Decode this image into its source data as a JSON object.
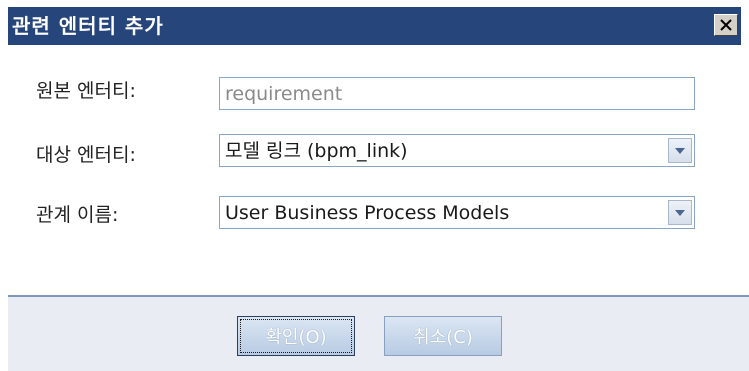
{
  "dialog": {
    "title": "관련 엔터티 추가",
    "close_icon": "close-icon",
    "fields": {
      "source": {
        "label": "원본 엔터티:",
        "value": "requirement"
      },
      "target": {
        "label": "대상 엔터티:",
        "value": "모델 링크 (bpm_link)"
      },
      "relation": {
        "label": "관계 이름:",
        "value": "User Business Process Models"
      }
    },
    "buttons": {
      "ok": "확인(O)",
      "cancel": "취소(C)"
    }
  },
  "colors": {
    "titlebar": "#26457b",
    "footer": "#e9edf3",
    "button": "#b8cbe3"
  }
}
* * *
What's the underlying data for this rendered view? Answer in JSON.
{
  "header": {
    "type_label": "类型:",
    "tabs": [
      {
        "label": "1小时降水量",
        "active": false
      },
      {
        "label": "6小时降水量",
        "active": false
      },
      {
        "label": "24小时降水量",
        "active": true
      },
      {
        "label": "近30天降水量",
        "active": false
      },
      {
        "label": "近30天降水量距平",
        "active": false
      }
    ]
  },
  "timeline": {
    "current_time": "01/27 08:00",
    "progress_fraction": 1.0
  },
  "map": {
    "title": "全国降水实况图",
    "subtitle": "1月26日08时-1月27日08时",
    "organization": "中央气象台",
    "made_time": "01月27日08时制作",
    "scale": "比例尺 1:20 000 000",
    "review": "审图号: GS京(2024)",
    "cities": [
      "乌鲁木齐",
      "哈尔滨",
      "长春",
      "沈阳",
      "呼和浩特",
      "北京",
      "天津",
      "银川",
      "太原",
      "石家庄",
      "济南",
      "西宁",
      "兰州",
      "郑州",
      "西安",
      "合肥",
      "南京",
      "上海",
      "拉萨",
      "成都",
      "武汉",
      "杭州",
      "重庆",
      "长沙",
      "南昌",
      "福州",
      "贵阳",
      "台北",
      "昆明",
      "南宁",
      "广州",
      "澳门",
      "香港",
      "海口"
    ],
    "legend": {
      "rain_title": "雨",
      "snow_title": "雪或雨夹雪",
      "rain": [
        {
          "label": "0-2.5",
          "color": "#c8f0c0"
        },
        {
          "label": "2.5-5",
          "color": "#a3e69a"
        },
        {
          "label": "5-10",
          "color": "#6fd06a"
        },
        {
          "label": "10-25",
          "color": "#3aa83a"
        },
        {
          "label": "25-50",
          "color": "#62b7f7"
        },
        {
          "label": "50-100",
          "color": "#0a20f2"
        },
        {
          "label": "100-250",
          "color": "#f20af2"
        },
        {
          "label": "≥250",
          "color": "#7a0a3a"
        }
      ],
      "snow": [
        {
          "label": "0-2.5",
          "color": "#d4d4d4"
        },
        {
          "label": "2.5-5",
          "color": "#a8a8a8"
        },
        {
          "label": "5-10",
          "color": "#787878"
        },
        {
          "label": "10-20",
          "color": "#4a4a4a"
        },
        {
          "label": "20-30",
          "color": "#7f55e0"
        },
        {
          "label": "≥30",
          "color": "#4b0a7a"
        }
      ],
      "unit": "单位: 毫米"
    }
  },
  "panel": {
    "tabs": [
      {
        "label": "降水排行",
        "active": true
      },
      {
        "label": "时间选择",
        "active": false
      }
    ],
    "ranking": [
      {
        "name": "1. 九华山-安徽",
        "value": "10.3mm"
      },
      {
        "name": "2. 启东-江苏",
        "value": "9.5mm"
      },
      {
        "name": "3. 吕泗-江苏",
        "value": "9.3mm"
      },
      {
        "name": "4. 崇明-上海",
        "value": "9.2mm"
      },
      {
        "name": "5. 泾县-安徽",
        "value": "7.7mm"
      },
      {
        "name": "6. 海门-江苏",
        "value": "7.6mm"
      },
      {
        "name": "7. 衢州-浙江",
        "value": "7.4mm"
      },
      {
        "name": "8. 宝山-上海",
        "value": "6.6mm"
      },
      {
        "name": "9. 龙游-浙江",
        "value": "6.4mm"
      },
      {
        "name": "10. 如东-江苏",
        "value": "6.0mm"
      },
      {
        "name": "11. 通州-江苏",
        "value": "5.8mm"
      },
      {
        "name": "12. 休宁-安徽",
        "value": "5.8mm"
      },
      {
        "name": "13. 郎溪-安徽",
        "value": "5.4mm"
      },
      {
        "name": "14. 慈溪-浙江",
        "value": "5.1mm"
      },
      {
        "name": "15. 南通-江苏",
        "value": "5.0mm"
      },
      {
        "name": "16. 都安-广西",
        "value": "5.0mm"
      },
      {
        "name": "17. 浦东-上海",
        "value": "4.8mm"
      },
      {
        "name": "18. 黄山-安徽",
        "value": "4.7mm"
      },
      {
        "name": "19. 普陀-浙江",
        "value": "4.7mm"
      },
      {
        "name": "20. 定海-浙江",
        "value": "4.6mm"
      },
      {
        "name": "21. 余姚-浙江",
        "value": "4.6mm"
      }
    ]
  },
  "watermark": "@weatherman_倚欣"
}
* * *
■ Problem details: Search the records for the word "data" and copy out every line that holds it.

■ Finished task:
Decode this image into its source data as a JSON object.
What's the underlying data for this rendered view? Answer in JSON.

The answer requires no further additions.